800 x 637 image uploaded at TrekEarth.com
Fermignano, Pesaro-Urbino (Marche) — Ready? Set? Go! The image above speaks for itself as we took off for an extended weekend to witness the 43rd Palio della Rana in the region of Le Marche. Historical reenactments are very much an important part of italian culture and the ‘Race of the Frog’ traces its origins all the way back to 1607. The region is known for their olive all’ascolana (stuffed olives) and truffles among other things, but is also home to Jackie (and Antonello) of Allora, Aspetta. Since this happened to be my first meet up with another american expat in Italy, I have to say that we had a great time in their company.
Medieval costumes, falcons, fire eaters, and food…
Upon nearing the environs of Fermignano, bright yellow banner announcements heralded the impending frog race which included a variety of activities held during a 3-day period (13th – 15th). Food booths organized by each of the competing contrada (district) sold plates of everything from polenta with porcini, pasta with cinghiale (wild boar), fried frog legs and tripe, just to name a few. We supported contrada L’Agostina by sampling their rane in porchetta which tasted of frog, herbs and garlic and had nothing to do with pork. It’s true, frog tastes like chicken. Unfortunately for L’Agostina, contrada La Torre came out the winner in the end.
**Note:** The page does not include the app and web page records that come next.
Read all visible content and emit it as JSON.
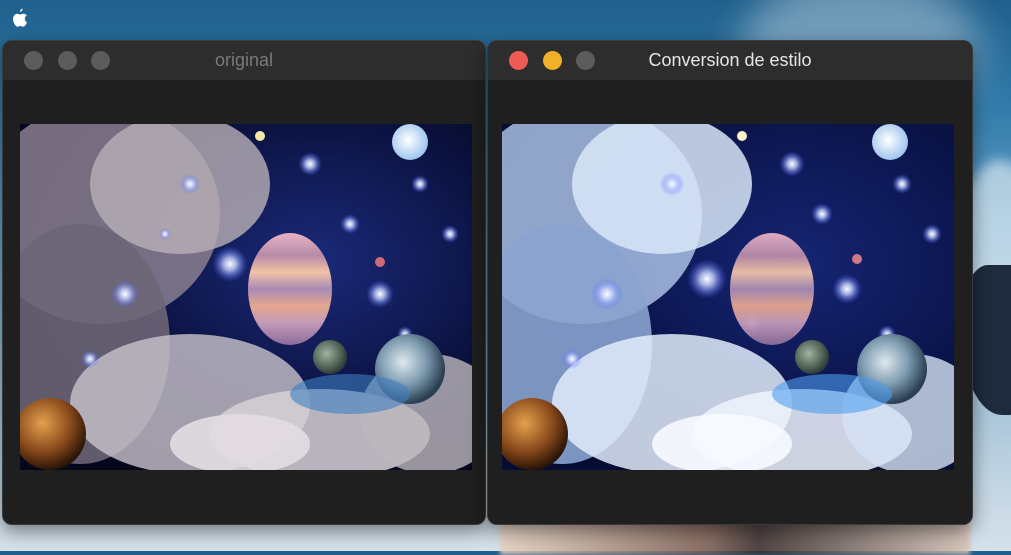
{
  "desktop": {
    "menubar_icon": "apple-icon"
  },
  "windows": [
    {
      "title": "original",
      "active": false,
      "traffic_lights": [
        "close-icon",
        "minimize-icon",
        "zoom-icon"
      ],
      "image_label": "space-scene-image"
    },
    {
      "title": "Conversion de estilo",
      "active": true,
      "traffic_lights": [
        "close-icon",
        "minimize-icon",
        "zoom-icon"
      ],
      "colors": {
        "close": "#ee5b52",
        "minimize": "#f0b027",
        "zoom": "#5c5c5c"
      },
      "image_label": "styled-space-scene-image"
    }
  ]
}
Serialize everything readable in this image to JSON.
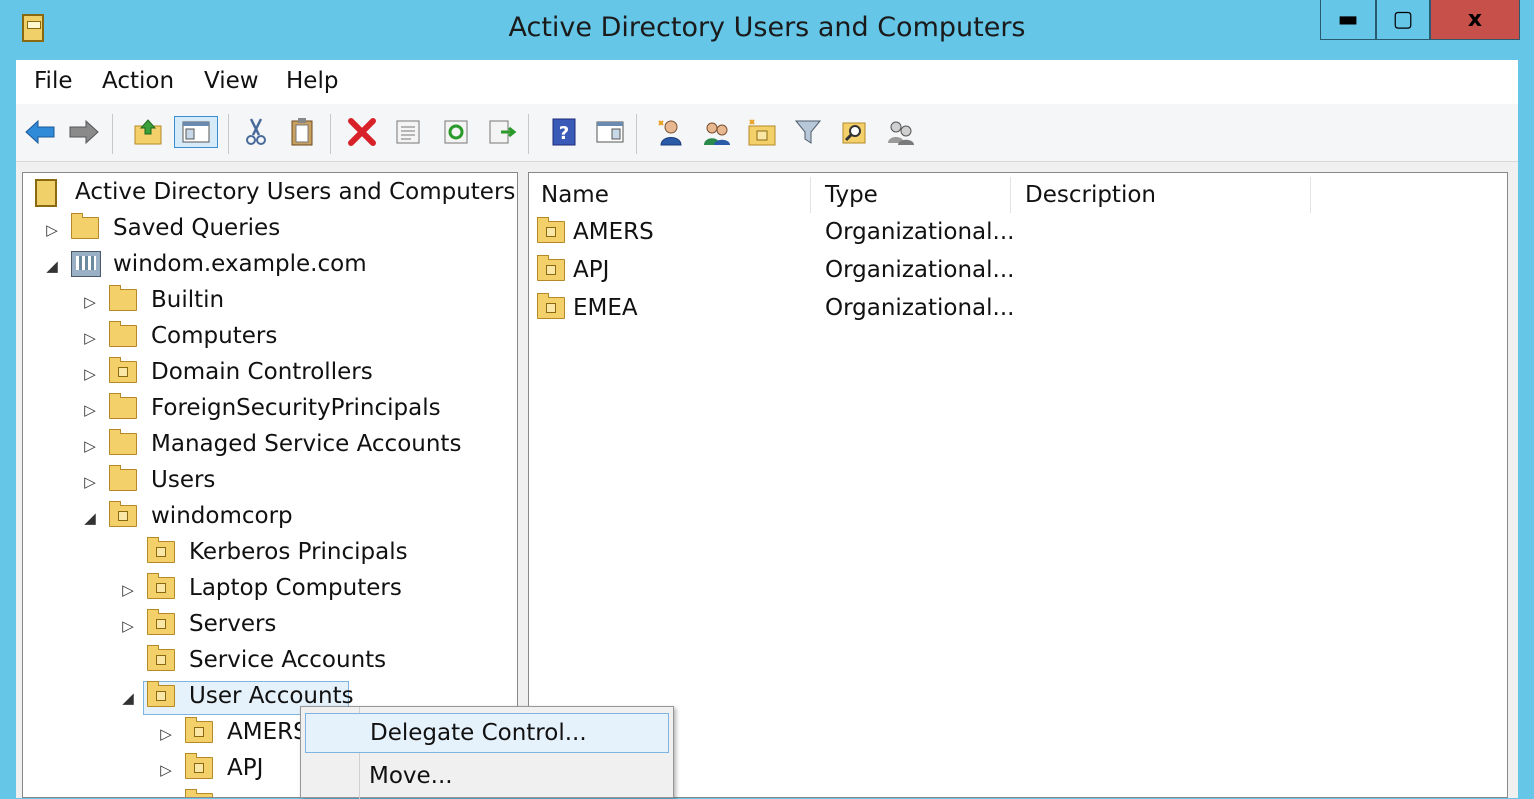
{
  "window": {
    "title": "Active Directory Users and Computers",
    "buttons": {
      "minimize": "▬",
      "maximize": "▢",
      "close": "x"
    }
  },
  "menu": [
    "File",
    "Action",
    "View",
    "Help"
  ],
  "toolbar": [
    "back-arrow-icon",
    "forward-arrow-icon",
    "up-one-level-icon",
    "show-hide-console-tree-icon",
    "cut-icon",
    "paste-icon",
    "delete-icon",
    "properties-icon",
    "refresh-icon",
    "export-list-icon",
    "help-icon",
    "show-hide-action-pane-icon",
    "new-user-icon",
    "new-group-icon",
    "new-organizational-unit-icon",
    "filter-icon",
    "find-icon",
    "add-to-group-icon"
  ],
  "tree": {
    "root": "Active Directory Users and Computers [svı",
    "saved_queries": "Saved Queries",
    "domain": "windom.example.com",
    "builtin": "Builtin",
    "computers": "Computers",
    "domain_controllers": "Domain Controllers",
    "fsp": "ForeignSecurityPrincipals",
    "msa": "Managed Service Accounts",
    "users": "Users",
    "windomcorp": "windomcorp",
    "kerberos": "Kerberos Principals",
    "laptops": "Laptop Computers",
    "servers": "Servers",
    "service_accounts": "Service Accounts",
    "user_accounts": "User Accounts",
    "amers": "AMERS",
    "apj": "APJ",
    "expander_collapsed": "▷",
    "expander_expanded": "◢"
  },
  "list": {
    "columns": [
      "Name",
      "Type",
      "Description"
    ],
    "rows": [
      {
        "name": "AMERS",
        "type": "Organizational...",
        "description": ""
      },
      {
        "name": "APJ",
        "type": "Organizational...",
        "description": ""
      },
      {
        "name": "EMEA",
        "type": "Organizational...",
        "description": ""
      }
    ]
  },
  "context_menu": {
    "items": [
      "Delegate Control...",
      "Move..."
    ],
    "highlighted": "Delegate Control..."
  },
  "colors": {
    "titlebar": "#65c6e8",
    "close_button": "#c7504b",
    "selection": "#e5f1fb",
    "selection_border": "#7fb3e0"
  }
}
The actual competition occurred on Sunday, otherwise known as the Domenica in Albis, or Sunday after Easter. Beginning at a long distance and culminating into a wild and frantic dash toward the central hub of Piazza Garibaldi, seven districts divided into two age groups participated in the 170-meter course (186 yards) that stretched along the main street of via M. Liberta. There was a good crowd in attendance but not so much as to make it impossible to scout positions for better photo-ops. Our initial stakeout was next to the judging area where they had a veterinarian inspecting and giving the frogs a clean bill of health before the race. Funny thing is that the prospective contestants were kept in these enormous jugs for storing wine? Had they been really swimming “in the juice”, the pond dwellers would never have crossed the finish line.